Saturday, October 2, 2010

"More Moores" My Fantastic Find

My "Show and Tell" later today at the San Luis Obispo County Genealogical Society will be about more MOORES I found in August. This will be during a segment of the program reserved for members to share a recent "fantastic find".

I have long known that my paternal great-grandmother's parents were Andrew Jackson and Nancy (RICHARDSON) MOORE. However, trips to the courthouse and library in the county in which I believed them to have died did not disclose when exactly they died or in fact whether or not they actually died there. I knew they were in the 1880 Census and not in the one taken in 1900.

In August I was surfing in I was curious about whether researchers who posted family pictures there tended to give credit to those who were the source of those pictures. I knew that pictures I had posted on password protected sites, available only to family members, had subsequently shown up on Ancestry. I was pleased to discover that cousins do tend to acknowledge the source of the pictures they post. In the midst of my exploration, I made a serendipitous fantastic find. At first it was thumbnail size and I mistook it for a picture that had been give to me by a cousin several years ago; but when I enlarged it I realized it was a different picture taken the same day. [Click on the photos to see the entire picture in a new window.]

This picture had been posted on Ancestry by Kathy Reedy who I have since discovered is a second cousin-once removed. Her picture included only the men of the family--A. J. MOORE and all his sons. The picture I had received years before included Nancy and two of their three daughters as well:

I have always loved this picture for a variety of reasons. First of course because it included two of my great-great grandparents. I also have a fondness for it for some of the detail. Douglas MORSE, the second cousin who originally gave me the picture was fascinated by the mechanical wheelchair which seems advanced for the time--probably around 1890. In addition someone had forced all the men to take off their hats for the photograph. Note that several of them are stacked on the ledge in the upper right of the picture. But Papa would not part with his hat. Notice that he is holding his in both photos. And then there is the mischievous little girl who sneaked into the picture by climbing onto the ledge near where the hats were stacked.

After finding the photograph of the MOORE men in Kathy's tree, I was able to find a picture of the tombstone of A.J. and Nancy on Find A Grave. Now I knew where and when they died and it was right in the area in which I had been looking for years. They are not even listed in the tombstone list that had been done for their cemetery. I was also able to contact a fourth cousin who also descends from this couple and find the cemetery where A.J.'s parents were buried in another part of Missouri.

Through my newly found cousins I have found other old photos including one that included my great-grandmother along with her two sisters when they were much younger than in the above picture. I have also found pedigrees that extend both A.J.'s paternal and maternal lines back many generations. It will take me many years to verify some of these lines but I now have a treasure map to guide my search.

Friday, October 1, 2010

Comments to Posts on this Blog

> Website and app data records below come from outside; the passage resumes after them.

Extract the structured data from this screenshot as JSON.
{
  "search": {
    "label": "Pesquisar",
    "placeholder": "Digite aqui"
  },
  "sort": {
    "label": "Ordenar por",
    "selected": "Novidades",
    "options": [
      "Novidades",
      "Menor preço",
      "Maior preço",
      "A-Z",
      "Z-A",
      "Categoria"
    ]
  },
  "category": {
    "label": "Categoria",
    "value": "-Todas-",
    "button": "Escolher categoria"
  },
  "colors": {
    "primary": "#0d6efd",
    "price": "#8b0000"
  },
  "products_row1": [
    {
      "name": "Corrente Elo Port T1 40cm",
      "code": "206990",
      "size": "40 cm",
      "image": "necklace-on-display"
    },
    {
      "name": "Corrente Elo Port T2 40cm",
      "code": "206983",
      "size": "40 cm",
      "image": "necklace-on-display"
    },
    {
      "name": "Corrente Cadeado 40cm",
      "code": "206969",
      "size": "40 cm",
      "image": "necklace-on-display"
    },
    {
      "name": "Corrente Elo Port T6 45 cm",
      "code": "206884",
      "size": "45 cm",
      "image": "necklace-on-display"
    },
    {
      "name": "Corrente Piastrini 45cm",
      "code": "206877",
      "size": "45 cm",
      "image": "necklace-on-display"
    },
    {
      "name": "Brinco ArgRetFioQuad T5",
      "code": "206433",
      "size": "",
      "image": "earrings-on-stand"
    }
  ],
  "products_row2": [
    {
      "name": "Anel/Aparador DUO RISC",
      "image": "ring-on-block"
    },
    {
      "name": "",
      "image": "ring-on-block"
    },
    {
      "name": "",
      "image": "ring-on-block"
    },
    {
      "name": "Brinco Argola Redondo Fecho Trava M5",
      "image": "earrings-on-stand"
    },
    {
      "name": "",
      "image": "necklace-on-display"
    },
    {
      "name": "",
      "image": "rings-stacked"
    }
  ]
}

Thank you "Anonymous" for your supportive post. It is always reassuring to find that Elizabeth Shown Mills agrees with one's position. However, in reading your comment, I realized something about the capability or lack of capability of this blog. URLs listed in comments apparently cannot be made clickable.  Elizabeth's original 2005 post "Re: Kissing Cousins", can be linked in an original post but not in a comment about a post. That's unfortunate. It is also unfortunate that readers don't even see comments unless they read the fine print at the end of posts and see the "Comments" button there. If you are interested in following the links listed in the comment posted yesterday by Anonymous, the easiest way would be to follow the link to Ms. Mills' post and  then click on the links therein. Some of them may not pertain directly to "half-cousin" as content on some of the sites has changed over the five intervening years.

Comments are always welcome to posts on this site.